When she interviewed for the job, Dye thought: " 'Wow, this is exactly what we need.' It's rare to have something that's been on as long as this has and -- mark my words -- it's going to get better."  
Schlanger says Philadelphia has been "aggressively friendly" since she moved to Center City in the fall. She calls Dye "one of the pioneers of this kind of radio. The fact that he's still doing it so well is bananas. It's bananas!"  

As Schlanger takes over, Dye won't be going away. That's wise, especially since the jock who rightly cites "being a friendly presence" on the air as one of his main attributes, is so central to the station's brand.

He'll still do his popular Funky Friday dance party. He'll record one interview segment a week on the Cafe, plus a weekly music banter session with Schlanger. And on Sunday April 2, he'll launch Dave's World, an hourlong show that will give him freedom to keep doing what he got into radio for in the first place: "To sit in a room alone and put songs together."

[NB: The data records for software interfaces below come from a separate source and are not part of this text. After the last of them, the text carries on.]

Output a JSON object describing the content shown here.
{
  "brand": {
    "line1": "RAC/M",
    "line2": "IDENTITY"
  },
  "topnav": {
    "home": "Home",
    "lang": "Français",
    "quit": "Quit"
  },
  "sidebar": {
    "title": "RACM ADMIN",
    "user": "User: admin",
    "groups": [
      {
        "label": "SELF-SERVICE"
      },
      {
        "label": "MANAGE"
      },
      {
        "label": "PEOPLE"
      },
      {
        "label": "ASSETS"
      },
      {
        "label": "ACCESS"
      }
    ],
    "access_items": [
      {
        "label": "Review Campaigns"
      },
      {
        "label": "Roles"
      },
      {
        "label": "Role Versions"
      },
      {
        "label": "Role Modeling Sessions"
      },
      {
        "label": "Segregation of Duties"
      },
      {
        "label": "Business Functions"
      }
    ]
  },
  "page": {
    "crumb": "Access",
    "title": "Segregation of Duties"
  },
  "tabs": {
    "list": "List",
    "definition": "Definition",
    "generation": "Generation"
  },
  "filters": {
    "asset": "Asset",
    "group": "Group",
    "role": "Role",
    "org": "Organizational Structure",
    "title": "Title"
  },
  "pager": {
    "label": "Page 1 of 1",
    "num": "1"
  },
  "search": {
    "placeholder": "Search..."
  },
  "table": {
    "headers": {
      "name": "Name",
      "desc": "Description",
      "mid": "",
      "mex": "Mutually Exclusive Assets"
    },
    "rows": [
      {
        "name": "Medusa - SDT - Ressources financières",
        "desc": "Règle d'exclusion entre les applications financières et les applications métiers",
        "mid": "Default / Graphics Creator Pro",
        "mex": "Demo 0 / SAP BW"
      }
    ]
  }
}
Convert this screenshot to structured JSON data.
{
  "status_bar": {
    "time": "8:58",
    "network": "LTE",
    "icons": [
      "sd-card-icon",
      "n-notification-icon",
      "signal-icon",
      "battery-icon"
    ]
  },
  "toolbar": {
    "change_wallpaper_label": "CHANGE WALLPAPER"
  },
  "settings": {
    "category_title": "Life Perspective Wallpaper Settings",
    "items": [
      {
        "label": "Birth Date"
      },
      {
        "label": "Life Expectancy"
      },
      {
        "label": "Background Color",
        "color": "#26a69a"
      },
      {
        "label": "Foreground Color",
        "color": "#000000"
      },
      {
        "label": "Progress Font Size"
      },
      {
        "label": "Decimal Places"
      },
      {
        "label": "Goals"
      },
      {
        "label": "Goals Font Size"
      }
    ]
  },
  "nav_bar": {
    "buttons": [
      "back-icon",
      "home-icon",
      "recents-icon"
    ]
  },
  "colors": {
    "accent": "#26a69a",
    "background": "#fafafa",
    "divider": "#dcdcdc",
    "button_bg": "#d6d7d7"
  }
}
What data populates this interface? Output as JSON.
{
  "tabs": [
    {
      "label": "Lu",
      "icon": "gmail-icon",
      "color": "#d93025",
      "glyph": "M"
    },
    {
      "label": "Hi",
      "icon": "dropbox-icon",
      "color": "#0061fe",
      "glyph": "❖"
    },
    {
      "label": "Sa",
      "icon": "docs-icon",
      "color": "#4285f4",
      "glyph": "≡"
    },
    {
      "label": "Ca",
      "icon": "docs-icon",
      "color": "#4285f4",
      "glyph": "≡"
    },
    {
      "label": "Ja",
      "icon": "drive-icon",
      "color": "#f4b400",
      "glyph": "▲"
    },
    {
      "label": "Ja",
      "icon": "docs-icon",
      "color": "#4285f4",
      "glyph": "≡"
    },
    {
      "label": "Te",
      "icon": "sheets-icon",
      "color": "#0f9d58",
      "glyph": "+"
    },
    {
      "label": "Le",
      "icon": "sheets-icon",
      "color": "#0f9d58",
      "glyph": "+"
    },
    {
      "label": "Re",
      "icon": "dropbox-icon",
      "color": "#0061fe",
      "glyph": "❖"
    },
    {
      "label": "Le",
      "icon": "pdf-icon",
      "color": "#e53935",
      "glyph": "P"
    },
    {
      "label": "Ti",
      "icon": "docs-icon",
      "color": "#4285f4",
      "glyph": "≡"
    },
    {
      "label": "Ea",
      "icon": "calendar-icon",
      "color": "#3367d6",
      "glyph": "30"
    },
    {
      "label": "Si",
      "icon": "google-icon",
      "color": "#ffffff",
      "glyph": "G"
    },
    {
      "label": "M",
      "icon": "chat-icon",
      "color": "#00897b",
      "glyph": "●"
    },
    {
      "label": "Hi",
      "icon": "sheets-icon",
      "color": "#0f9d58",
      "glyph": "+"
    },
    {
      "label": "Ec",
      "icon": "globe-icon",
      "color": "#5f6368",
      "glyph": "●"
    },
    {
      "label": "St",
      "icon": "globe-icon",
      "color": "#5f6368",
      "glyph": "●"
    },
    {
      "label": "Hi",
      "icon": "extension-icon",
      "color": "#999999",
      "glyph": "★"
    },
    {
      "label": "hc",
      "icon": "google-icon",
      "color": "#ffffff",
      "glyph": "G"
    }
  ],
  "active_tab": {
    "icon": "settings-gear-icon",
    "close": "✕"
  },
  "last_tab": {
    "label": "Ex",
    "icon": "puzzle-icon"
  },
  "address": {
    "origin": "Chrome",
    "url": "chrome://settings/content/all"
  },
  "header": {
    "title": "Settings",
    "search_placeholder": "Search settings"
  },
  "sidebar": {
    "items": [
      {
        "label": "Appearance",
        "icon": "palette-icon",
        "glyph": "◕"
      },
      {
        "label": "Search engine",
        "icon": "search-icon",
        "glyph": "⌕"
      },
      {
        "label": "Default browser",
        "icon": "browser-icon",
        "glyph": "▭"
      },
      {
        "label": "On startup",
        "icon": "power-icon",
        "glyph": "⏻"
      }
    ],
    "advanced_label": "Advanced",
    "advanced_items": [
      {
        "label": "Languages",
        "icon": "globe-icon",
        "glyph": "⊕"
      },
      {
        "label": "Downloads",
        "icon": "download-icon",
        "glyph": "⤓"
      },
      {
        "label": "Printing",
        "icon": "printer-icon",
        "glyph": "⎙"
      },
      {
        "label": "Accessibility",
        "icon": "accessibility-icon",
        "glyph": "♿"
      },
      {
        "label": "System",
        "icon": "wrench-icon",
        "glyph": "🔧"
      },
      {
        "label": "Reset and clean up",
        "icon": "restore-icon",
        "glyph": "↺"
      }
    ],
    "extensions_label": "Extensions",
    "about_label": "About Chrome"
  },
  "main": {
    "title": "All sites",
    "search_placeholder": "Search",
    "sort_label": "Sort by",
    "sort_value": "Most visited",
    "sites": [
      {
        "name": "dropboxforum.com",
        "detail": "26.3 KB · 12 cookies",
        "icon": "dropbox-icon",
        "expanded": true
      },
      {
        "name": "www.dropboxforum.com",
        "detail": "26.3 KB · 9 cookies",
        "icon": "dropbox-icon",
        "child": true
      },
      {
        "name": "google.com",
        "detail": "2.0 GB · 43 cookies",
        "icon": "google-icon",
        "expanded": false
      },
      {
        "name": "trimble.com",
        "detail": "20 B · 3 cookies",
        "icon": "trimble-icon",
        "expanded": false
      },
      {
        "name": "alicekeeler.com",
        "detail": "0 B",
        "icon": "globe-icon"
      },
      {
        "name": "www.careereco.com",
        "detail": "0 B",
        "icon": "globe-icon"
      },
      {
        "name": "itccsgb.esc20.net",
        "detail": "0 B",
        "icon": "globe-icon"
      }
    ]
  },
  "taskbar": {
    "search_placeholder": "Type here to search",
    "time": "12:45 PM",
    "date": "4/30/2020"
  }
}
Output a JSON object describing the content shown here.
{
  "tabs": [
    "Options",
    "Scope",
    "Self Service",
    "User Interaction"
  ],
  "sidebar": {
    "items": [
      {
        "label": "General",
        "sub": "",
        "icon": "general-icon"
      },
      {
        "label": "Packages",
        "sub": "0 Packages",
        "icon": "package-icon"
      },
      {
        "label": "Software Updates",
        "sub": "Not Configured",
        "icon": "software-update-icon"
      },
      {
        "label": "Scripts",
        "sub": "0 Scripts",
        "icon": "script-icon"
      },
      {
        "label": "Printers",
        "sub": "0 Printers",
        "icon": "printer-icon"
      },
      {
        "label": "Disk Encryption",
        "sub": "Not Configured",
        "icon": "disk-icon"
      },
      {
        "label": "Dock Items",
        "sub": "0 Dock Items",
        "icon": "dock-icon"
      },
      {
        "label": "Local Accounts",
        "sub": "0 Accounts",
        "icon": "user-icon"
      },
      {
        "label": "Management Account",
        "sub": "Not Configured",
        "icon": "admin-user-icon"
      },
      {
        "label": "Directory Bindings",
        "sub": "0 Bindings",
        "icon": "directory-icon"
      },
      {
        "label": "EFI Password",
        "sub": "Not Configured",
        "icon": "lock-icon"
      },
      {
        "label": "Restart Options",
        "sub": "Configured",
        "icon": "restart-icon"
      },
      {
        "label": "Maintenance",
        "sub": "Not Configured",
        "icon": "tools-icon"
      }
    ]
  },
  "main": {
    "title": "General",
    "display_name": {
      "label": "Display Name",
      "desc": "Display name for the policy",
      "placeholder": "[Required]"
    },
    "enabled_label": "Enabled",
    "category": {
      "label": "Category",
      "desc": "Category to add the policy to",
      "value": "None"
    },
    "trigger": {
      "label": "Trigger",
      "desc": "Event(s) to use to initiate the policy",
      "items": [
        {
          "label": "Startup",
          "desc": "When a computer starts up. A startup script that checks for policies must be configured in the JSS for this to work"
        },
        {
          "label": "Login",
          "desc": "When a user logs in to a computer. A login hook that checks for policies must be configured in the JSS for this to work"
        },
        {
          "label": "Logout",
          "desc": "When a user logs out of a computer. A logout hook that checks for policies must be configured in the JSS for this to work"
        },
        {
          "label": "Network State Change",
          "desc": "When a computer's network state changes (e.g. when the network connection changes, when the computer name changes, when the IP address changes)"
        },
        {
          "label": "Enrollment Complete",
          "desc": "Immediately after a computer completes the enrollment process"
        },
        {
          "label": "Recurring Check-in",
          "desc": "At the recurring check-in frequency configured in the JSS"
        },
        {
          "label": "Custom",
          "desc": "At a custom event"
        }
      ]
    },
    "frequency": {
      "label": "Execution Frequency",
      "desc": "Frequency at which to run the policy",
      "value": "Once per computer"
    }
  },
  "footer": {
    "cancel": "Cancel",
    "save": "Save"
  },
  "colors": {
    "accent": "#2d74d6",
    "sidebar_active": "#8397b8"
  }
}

'You think the World Cafe was my taste? No, this is Dave's World." There'll be more jazz -- like sax player Rahsaan Roland Kirk -- and "my sweet spot for music is really from 1968 to 1977, so expect to hear a lot of that."

On Friday and Saturday, 25th Anniversary Concerts at the World Cafe Live will host Ryan Adams, Sylvan Esso, and Ben Vaughn (Friday) and Josh Ritter and Rodney Crowell (Saturday).

When World Cafe launched, Dye was acting host.  "I said, 'I'll do it till you find someone.' From that point on, I kicked and scratched to keep anyone else from the microphone. ... I did everything myself because I was afraid I was going to get fired."   

Over time, the show's influence grew. U2 (sans Bono) and Joni Mitchell were early coups. Eventually, the network of stations grew to more than 200, and begging was not necessary. Paul McCartney wanted to be on the show.

Dye has boosted innumerable careers. Idaho songwriter Ritter is one: "I really don't know where I'd be without David and WXPN," he said via email. "From the very first time I met him, David treated my music as if it was something special and new and worthy of attention.  The respect he paid me and my albums so early on was a revelation, and I feel so lucky to have been able to build a musical relationship with him."

When Schlanger was hired, Dye's exit wasn't clearly imminent. But, Schlanger (rhymes with anger) says, "I knew that I would have an outlet for all the creativity I want to bring. Cool, amazing things happen here, for the sheer purpose of discovering, digging, and sharing great music. That really is top of mind."

XPN is doubling down on the show, says LaMay, who also serves as chairman of the board of National Public Radio. The station has launched World Cafe Nashville, in which NPR's Ann Powers will interview five or six artists a month, and the station has plans to hire another contributing host.

In a fraught political environment, LaMay says, "it's really important that leading public radio programs across the country in news, music, and culture focus on being increasingly relevant to new audiences on multiple platforms." He concedes, "It's a precarious time in some respects, but if you work in arts and culture, you've had some experience with that."

"Moving to Canada" may be a popular fantasy, but Schlanger did a reverse commute. "I think that for a young woman with a career charging forward in America, this is a good time to do it," she says.

Dye regards his World Cafe quarter-century as his career high point. "I feel good about what I've done," he says. With enthusiasm for chasing the new thing waning, though, he's happy to step back, albeit "with 25 percent fear or dread about it." The deejay, who is married to former Inquirer and current Washington Post writer Karen Heller, plans to spend time with a soon-to-be-acquired springer spaniel, go to Phillies games, and read mysteries, like the new Denise Mina book he's itching to crack.

"What David has built here ... is unbelievable. So I feel equal parts intimidated and inspired to do the same."  World Cafe, she promises, will always be a show on the radio where your friend will come to you and say, 'You gotta hear this. You gotta hear this story!' "